### SUPPLIED MATERIAL ###

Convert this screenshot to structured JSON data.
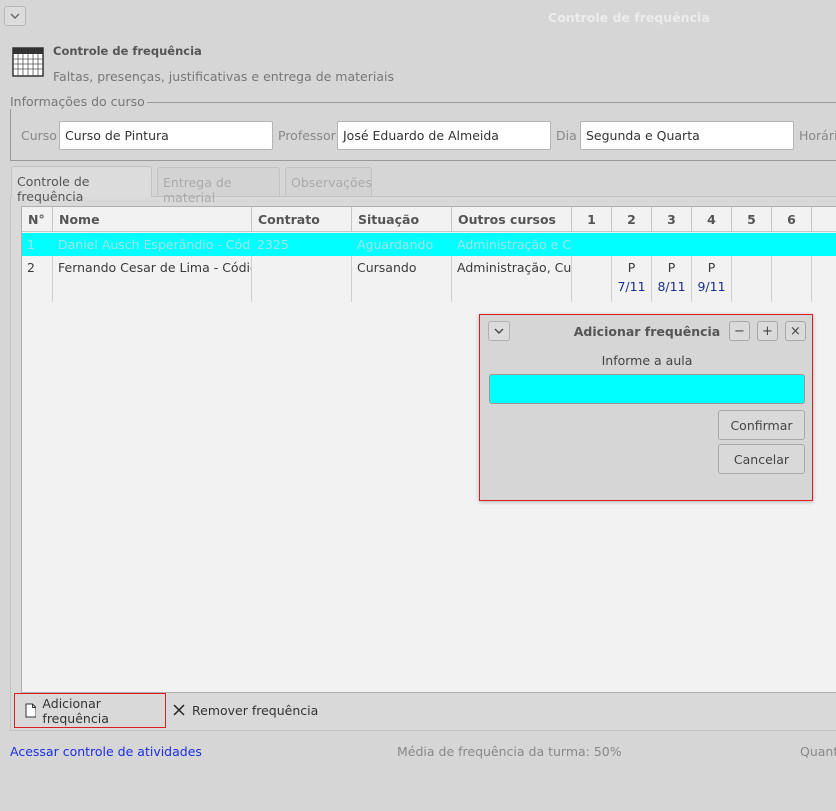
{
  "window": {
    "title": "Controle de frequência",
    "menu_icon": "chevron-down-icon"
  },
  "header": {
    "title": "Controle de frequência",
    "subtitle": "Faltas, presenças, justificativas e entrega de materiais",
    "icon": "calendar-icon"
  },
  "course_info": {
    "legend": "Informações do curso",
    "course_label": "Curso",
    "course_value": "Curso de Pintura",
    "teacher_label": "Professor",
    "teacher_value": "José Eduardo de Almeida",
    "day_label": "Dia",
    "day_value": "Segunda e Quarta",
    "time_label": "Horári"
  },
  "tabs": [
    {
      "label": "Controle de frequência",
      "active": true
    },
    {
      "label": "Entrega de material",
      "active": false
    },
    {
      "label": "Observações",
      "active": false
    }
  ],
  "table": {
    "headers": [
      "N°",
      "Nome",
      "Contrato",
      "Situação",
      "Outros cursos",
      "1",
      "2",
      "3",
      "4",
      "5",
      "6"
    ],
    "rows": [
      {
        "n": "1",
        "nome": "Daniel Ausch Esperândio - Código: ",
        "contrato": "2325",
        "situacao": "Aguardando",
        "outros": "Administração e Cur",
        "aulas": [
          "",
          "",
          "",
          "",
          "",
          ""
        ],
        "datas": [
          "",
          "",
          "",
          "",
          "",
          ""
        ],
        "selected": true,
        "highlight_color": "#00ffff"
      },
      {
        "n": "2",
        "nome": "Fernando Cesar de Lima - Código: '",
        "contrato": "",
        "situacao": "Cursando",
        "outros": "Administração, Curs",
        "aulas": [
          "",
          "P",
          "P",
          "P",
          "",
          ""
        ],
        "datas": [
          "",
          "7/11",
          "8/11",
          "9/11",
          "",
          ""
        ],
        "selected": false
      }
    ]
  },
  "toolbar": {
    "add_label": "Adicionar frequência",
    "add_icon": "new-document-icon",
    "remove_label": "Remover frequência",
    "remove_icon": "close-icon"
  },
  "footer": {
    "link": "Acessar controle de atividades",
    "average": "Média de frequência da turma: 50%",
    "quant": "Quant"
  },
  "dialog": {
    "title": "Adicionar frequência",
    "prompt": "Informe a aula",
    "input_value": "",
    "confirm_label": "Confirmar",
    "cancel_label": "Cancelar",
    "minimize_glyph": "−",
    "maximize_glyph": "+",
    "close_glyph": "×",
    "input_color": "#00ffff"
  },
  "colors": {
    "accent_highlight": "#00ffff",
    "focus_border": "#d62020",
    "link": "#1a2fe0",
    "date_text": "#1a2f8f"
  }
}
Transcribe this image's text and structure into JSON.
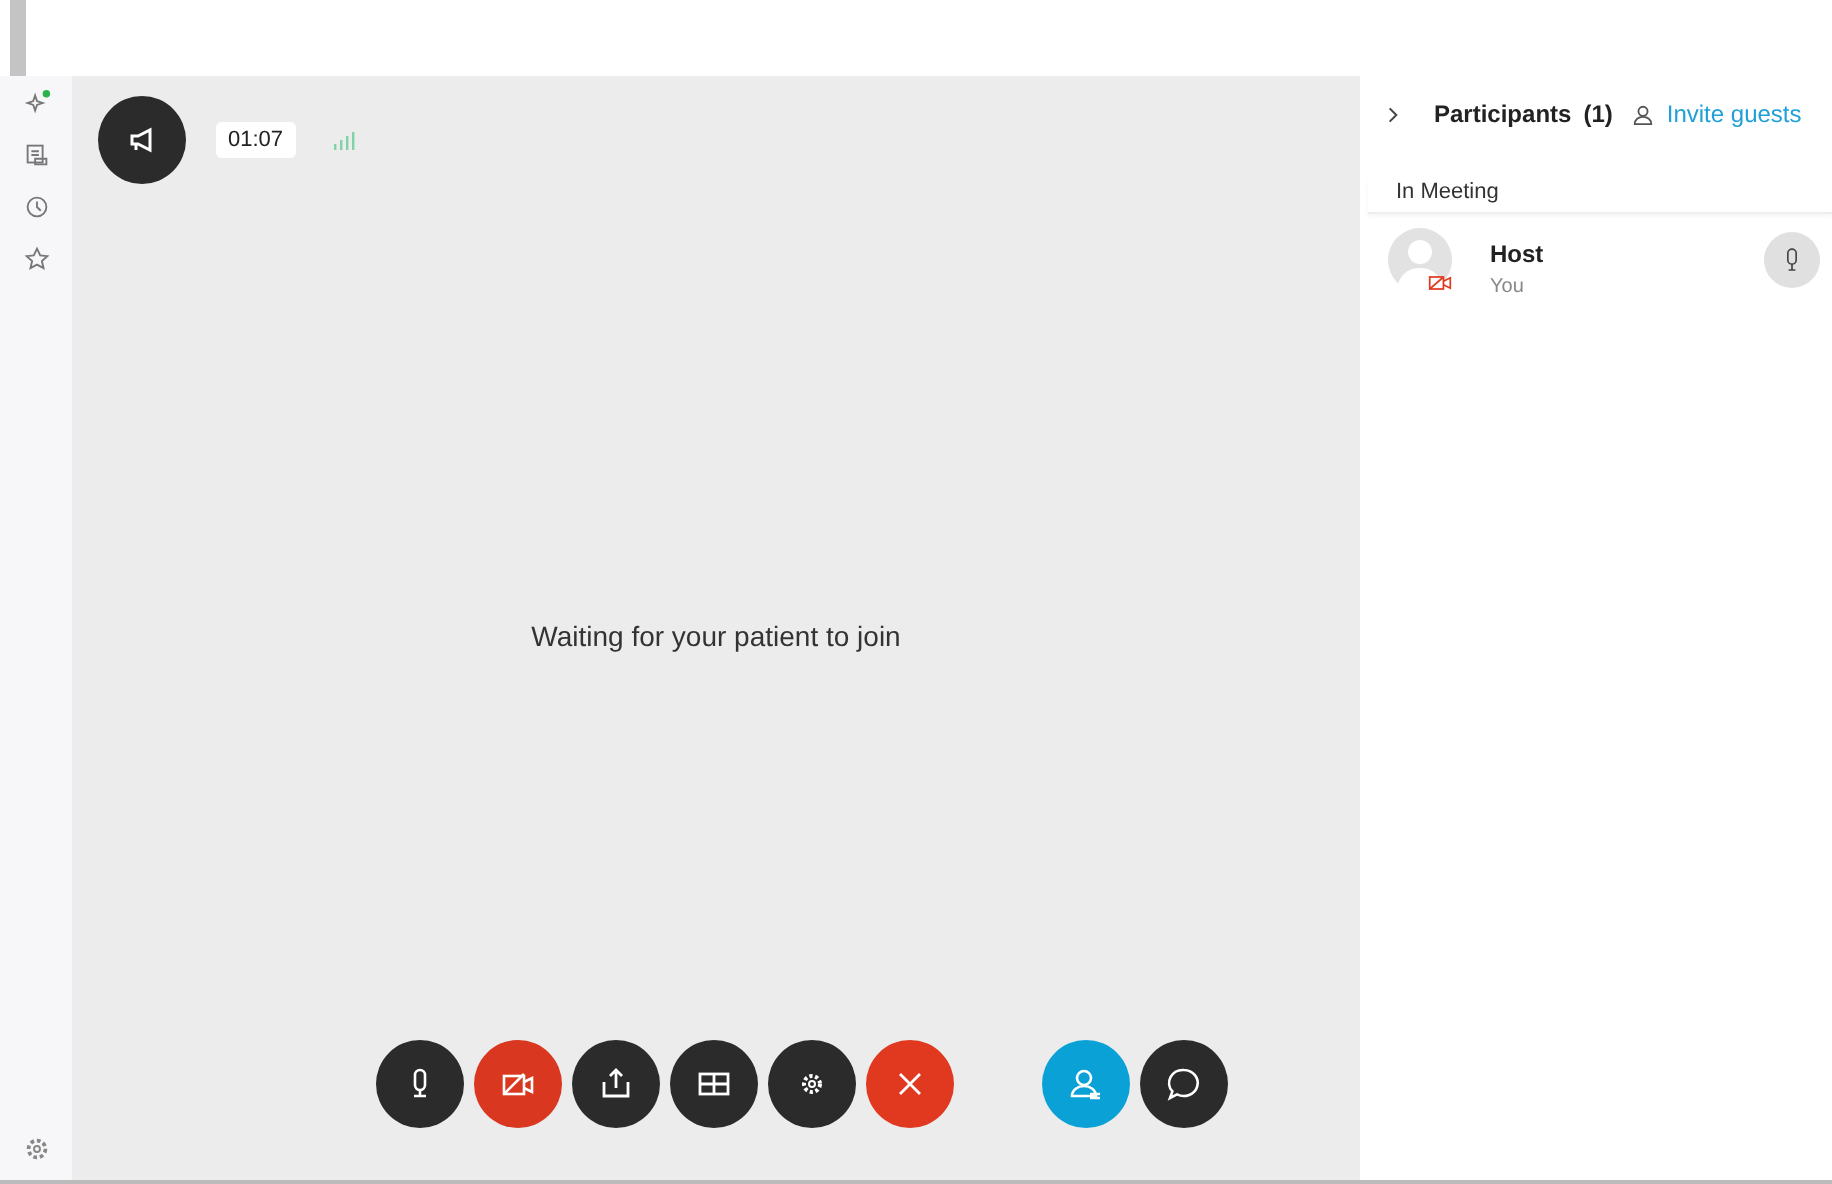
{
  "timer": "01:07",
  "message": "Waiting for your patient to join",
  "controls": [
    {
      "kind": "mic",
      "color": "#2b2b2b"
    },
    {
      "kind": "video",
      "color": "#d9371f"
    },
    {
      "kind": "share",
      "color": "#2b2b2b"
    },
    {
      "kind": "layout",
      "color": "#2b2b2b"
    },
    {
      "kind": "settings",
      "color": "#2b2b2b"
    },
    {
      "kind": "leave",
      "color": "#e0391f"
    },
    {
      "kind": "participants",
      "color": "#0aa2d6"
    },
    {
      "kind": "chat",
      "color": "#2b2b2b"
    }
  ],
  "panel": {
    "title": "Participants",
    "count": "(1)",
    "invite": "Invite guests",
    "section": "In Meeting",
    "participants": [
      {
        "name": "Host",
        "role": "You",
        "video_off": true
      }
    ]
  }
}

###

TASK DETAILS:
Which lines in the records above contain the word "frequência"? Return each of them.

EXERCISE SOLUTION:
    "title": "Controle de frequência",
    "title": "Controle de frequência",
      "label": "Controle de frequência",
    "add_label": "Adicionar frequência",
    "remove_label": "Remover frequência",
    "average": "Média de frequência da turma: 50%",
    "title": "Adicionar frequência",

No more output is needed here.